- Responsiveness of the health plan to employer concerns
- Transparency in helping employers and employees choose the best providers
- Payment-reform initiatives that incentivize excellence in the market
- Value strategies driven by health plans
Among the plans reported in the survey, respondents gave Cigna the highest marks for its efforts toward driving for value. Respondents gave UnitedHealthcare the lowest ratings, with the most room for improvement in value, reducing costs and improving quality. Aetna led among plans for putting a focus on quality.
WHAT'S THE IMPACT?
A key finding is that just over half (52%) of employers feel their health plan is on their side in reducing unnecessary healthcare costs. UnitedHealthcare was rated lowest among plans on this factor, with only 43% of their employer clients saying they were satisfied.
Only about a third of employer respondents agreed that their health plans put their needs above those of contracted providers.
Cigna earned the highest ratings for putting a priority on improving the health of employees, with 71% approval from respondents that identified Cigna as their health plan, while UnitedHealthcare and BCBS plans earned the lowest ratings with 52% approval.
Just 29% of respondents are satisfied with how well plans give employees tools to compare hospital systems on quality.
Meanwhile, Aetna achieved the highest ratings for transparency, with 29% approval among employer respondents, while BCBS plans earned the lowest ratings, at 21% satisfaction.
Overall, employer respondents gave their plans a "C" when asked to grade their health plan. The larger employers were tougher on the plans than the midsize to small employers.
THE LARGER TREND
Insurers have played an important role in the national response to the COVID-19 pandemic, since they're covering testing for the virus and treatment for doctor visits.
Aetna recently announced that it is waiving cost-sharing and co-pays for inpatient hospital admissions related to COVID-19.

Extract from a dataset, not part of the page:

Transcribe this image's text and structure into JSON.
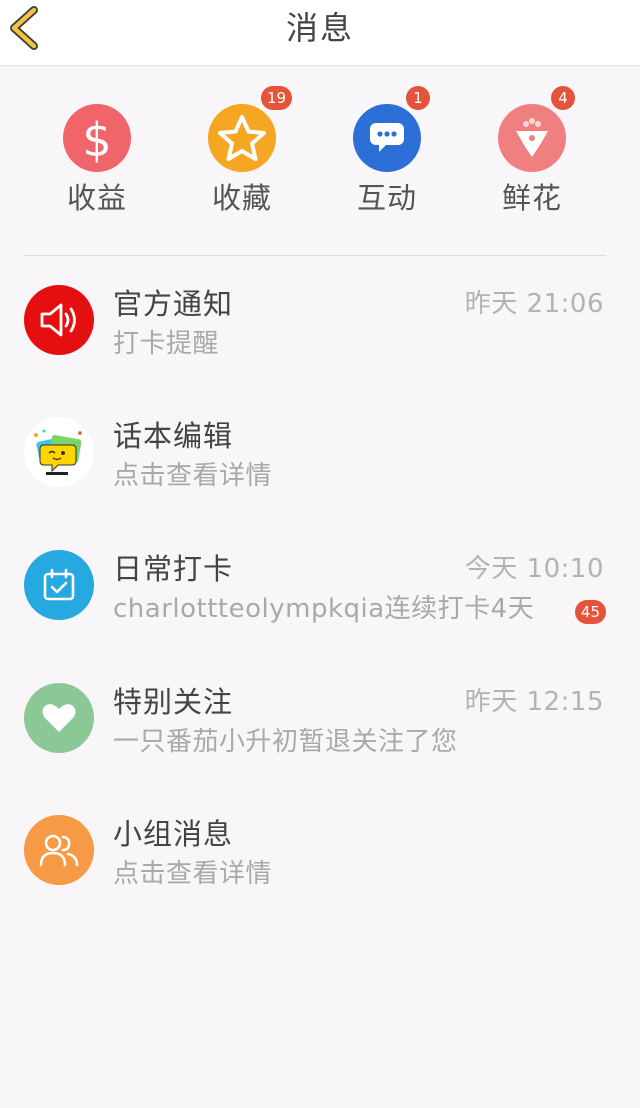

The Coronavirus Aid, Relief and Economic Security Act, which President Trump signed into law in March, mandates insurers cover preventive services related to coronavirus without cost sharing.
ON THE RECORD
"We congratulate Cigna for achieving the highest ratings from their employer clients," said Leah Binder, president and CEO of the Leapfrog Group, "But no health plan is earning an 'A' from their employer clients for improving healthcare, and that is disappointing.
"The survey should serve as a wake-up call to health plans," she said. "Employers are not convinced they are doing all they can to improve quality and cost-effectiveness. Health plans need to be more responsive to employer demands for improvements in healthcare."
"As a former health benefits executive myself, I'm not surprised that employers said their health plans were less aggressive about quality and transparency than employers preferred," said Jill Berger, Leapfrog's director of employee and payor engagement. "This survey brings into focus the conversations employee benefit executives have been having for a long time."